> Task to carry out: Report every line below that holds the word "JSON".

= Beginning of Section =

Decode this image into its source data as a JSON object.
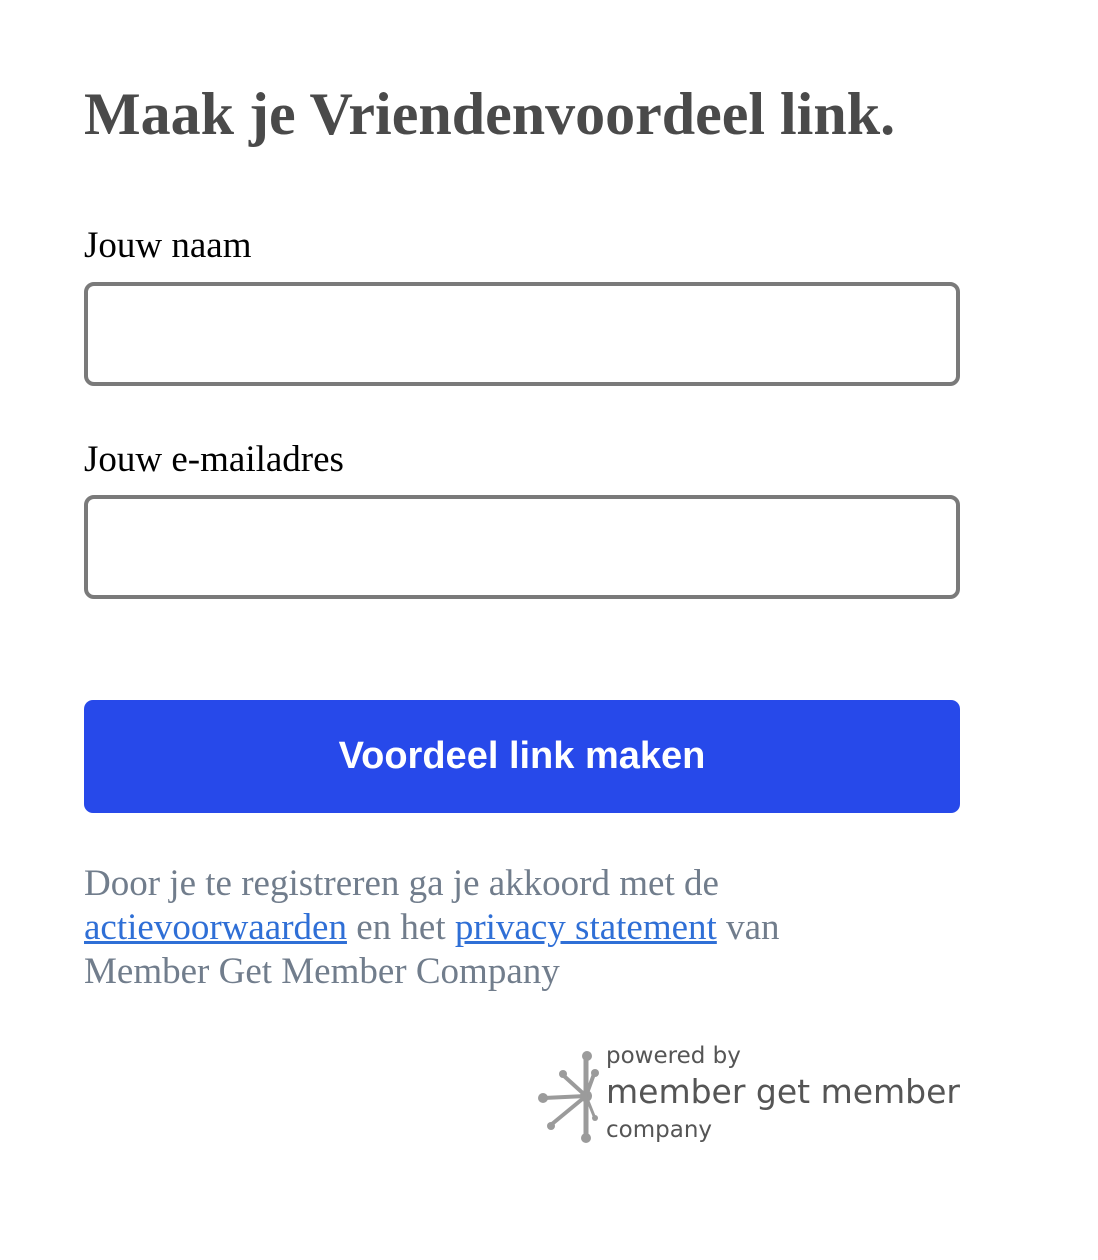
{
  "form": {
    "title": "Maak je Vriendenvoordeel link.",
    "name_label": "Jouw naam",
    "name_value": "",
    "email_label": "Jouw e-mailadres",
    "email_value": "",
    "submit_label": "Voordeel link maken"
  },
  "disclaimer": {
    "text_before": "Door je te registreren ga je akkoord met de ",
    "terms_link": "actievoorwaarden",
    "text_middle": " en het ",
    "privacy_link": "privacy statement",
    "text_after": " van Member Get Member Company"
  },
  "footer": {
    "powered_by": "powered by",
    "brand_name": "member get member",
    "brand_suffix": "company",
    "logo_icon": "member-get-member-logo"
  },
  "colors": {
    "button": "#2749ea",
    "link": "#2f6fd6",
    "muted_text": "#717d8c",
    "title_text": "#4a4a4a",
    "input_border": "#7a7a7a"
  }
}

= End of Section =
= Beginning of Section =

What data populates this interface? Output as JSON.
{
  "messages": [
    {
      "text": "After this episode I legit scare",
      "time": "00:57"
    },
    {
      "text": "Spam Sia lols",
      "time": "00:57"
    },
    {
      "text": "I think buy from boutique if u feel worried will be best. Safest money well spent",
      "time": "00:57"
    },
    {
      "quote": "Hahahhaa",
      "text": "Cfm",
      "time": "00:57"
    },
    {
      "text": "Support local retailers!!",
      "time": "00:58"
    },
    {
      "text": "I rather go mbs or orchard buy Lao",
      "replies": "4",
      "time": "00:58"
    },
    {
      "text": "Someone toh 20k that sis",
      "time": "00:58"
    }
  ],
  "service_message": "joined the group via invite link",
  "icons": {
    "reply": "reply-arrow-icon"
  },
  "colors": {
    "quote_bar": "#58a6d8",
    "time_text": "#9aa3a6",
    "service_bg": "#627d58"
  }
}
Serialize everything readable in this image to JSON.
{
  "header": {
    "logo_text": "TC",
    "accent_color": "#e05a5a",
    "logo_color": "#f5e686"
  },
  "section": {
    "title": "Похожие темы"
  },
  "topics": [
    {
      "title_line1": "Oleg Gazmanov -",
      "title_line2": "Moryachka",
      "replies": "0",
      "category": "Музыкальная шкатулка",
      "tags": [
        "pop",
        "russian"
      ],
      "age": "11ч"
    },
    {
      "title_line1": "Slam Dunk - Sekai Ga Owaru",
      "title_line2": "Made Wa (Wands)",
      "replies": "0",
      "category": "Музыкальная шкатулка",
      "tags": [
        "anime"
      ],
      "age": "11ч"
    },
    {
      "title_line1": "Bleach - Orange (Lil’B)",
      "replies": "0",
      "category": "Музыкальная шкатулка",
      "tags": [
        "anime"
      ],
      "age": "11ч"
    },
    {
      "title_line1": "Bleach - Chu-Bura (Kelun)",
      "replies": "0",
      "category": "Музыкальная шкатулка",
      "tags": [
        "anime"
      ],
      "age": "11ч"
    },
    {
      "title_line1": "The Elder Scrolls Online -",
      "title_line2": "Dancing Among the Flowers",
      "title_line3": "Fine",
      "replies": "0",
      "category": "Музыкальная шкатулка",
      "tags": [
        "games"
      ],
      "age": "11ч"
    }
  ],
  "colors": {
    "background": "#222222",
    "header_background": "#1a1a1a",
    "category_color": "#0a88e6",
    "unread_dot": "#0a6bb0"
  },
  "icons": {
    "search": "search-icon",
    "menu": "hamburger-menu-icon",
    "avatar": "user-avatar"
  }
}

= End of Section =

> Exercise response:
Decode this image into its source data as a JSON object.
What data populates this interface? Output as JSON.
Serialize everything readable in this image to JSON.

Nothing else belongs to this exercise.